- DATA IN THIS EXERCISE:
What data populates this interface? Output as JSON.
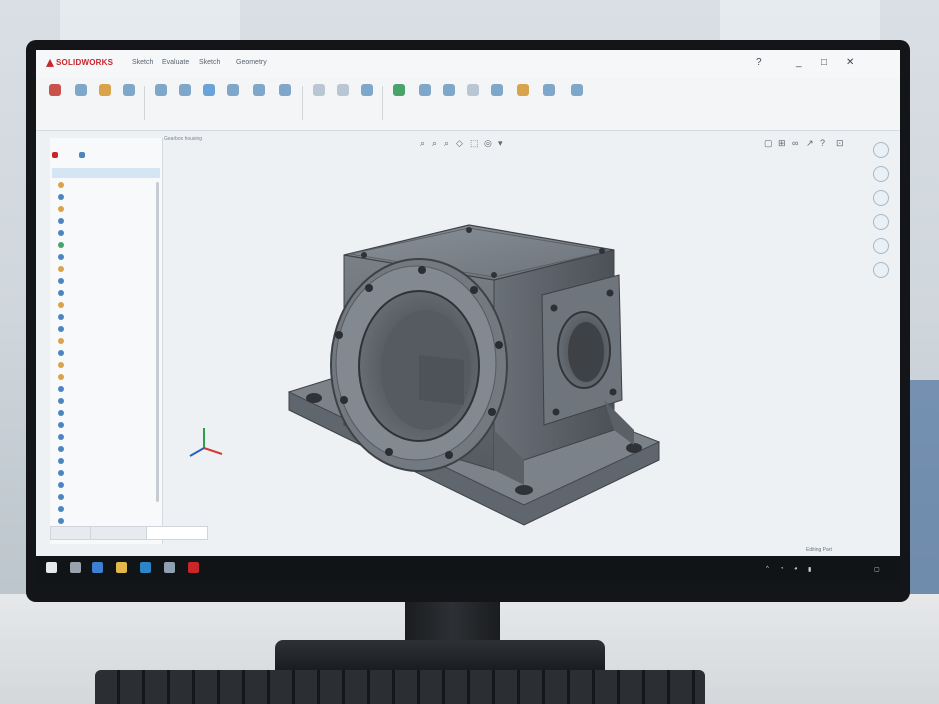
{
  "app": {
    "logo": "SOLIDWORKS",
    "menus": [
      "Sketch",
      "Evaluate",
      "Sketch",
      "Geometry"
    ],
    "window_controls": [
      "?",
      "_",
      "□",
      "✕"
    ]
  },
  "breadcrumb": "Gearbox housing",
  "status_text": "Editing Part",
  "icons": {
    "logo": "solidworks-logo-icon",
    "triad": "axis-triad-icon"
  },
  "colors": {
    "part": "#6d737a",
    "accent": "#c8262b",
    "tree_selected": "#d6e5f4"
  }
}
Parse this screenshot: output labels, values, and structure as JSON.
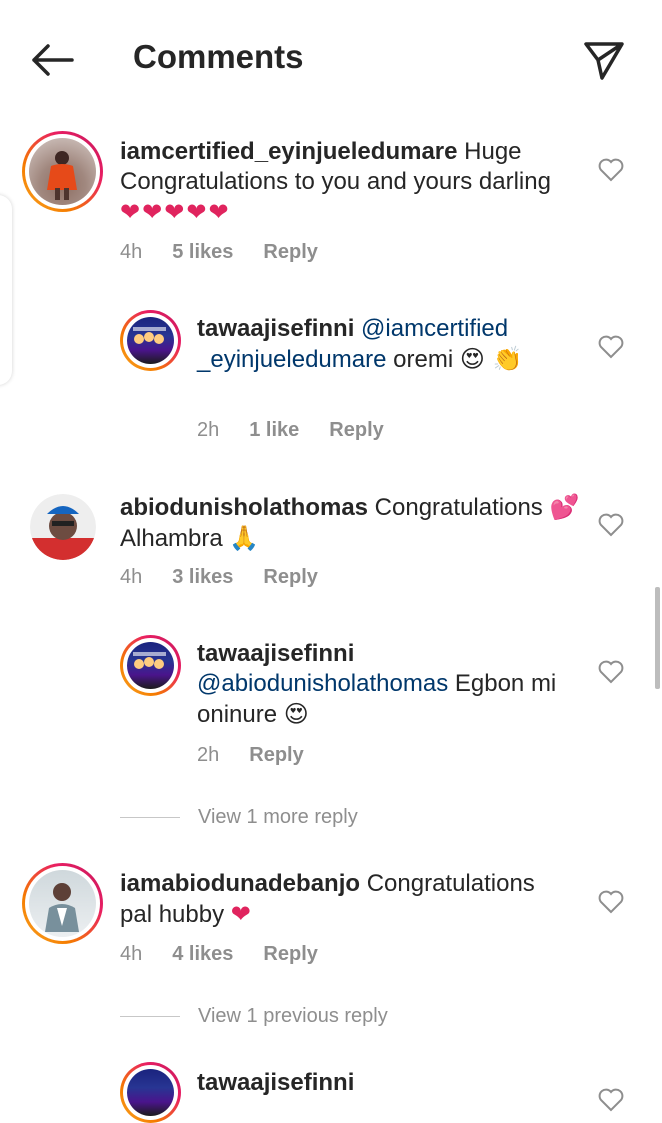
{
  "header": {
    "title": "Comments"
  },
  "comments": [
    {
      "user": "iamcertified_eyinjueledumare",
      "text": " Huge Congratulations to you and yours darling ",
      "emoji": "❤❤❤❤❤",
      "time": "4h",
      "likes": "5 likes",
      "reply": "Reply"
    },
    {
      "user": "tawaajisefinni",
      "mention": " @iamcertified _eyinjueledumare",
      "text": " oremi ",
      "emoji": "😍 👏",
      "time": "2h",
      "likes": "1 like",
      "reply": "Reply"
    },
    {
      "user": "abiodunisholathomas",
      "text": " Congratulations ",
      "emoji_a": "💕",
      "text_b": " Alhambra ",
      "emoji_b": "🙏",
      "time": "4h",
      "likes": "3 likes",
      "reply": "Reply"
    },
    {
      "user": "tawaajisefinni",
      "mention": " @abiodunisholathomas",
      "text": " Egbon mi oninure ",
      "emoji": "😍",
      "time": "2h",
      "reply": "Reply"
    },
    {
      "user": "iamabiodunadebanjo",
      "text": " Congratulations pal hubby ",
      "emoji": "❤",
      "time": "4h",
      "likes": "4 likes",
      "reply": "Reply"
    },
    {
      "user": "tawaajisefinni"
    }
  ],
  "view_more_1": "View 1 more reply",
  "view_previous": "View 1 previous reply",
  "colors": {
    "heart_red": "#e0245e",
    "mention": "#00376b",
    "meta": "#8e8e8e"
  }
}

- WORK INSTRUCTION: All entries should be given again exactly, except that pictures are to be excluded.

- EXERCISE RESULT:
What data populates this interface? Output as JSON.
{
  "app": {
    "logo": "SOLIDWORKS",
    "menus": [
      "Sketch",
      "Evaluate",
      "Sketch",
      "Geometry"
    ],
    "window_controls": [
      "?",
      "_",
      "□",
      "✕"
    ]
  },
  "breadcrumb": "Gearbox housing",
  "status_text": "Editing Part",
  "icons": {
    "logo": "solidworks-logo-icon",
    "triad": "axis-triad-icon"
  },
  "colors": {
    "part": "#6d737a",
    "accent": "#c8262b",
    "tree_selected": "#d6e5f4"
  }
}
Parse this screenshot: output labels, values, and structure as JSON.
{
  "header": {
    "title": "Comments"
  },
  "comments": [
    {
      "user": "iamcertified_eyinjueledumare",
      "text": " Huge Congratulations to you and yours darling ",
      "emoji": "❤❤❤❤❤",
      "time": "4h",
      "likes": "5 likes",
      "reply": "Reply"
    },
    {
      "user": "tawaajisefinni",
      "mention": " @iamcertified _eyinjueledumare",
      "text": " oremi ",
      "emoji": "😍 👏",
      "time": "2h",
      "likes": "1 like",
      "reply": "Reply"
    },
    {
      "user": "abiodunisholathomas",
      "text": " Congratulations ",
      "emoji_a": "💕",
      "text_b": " Alhambra ",
      "emoji_b": "🙏",
      "time": "4h",
      "likes": "3 likes",
      "reply": "Reply"
    },
    {
      "user": "tawaajisefinni",
      "mention": " @abiodunisholathomas",
      "text": " Egbon mi oninure ",
      "emoji": "😍",
      "time": "2h",
      "reply": "Reply"
    },
    {
      "user": "iamabiodunadebanjo",
      "text": " Congratulations pal hubby ",
      "emoji": "❤",
      "time": "4h",
      "likes": "4 likes",
      "reply": "Reply"
    },
    {
      "user": "tawaajisefinni"
    }
  ],
  "view_more_1": "View 1 more reply",
  "view_previous": "View 1 previous reply",
  "colors": {
    "heart_red": "#e0245e",
    "mention": "#00376b",
    "meta": "#8e8e8e"
  }
}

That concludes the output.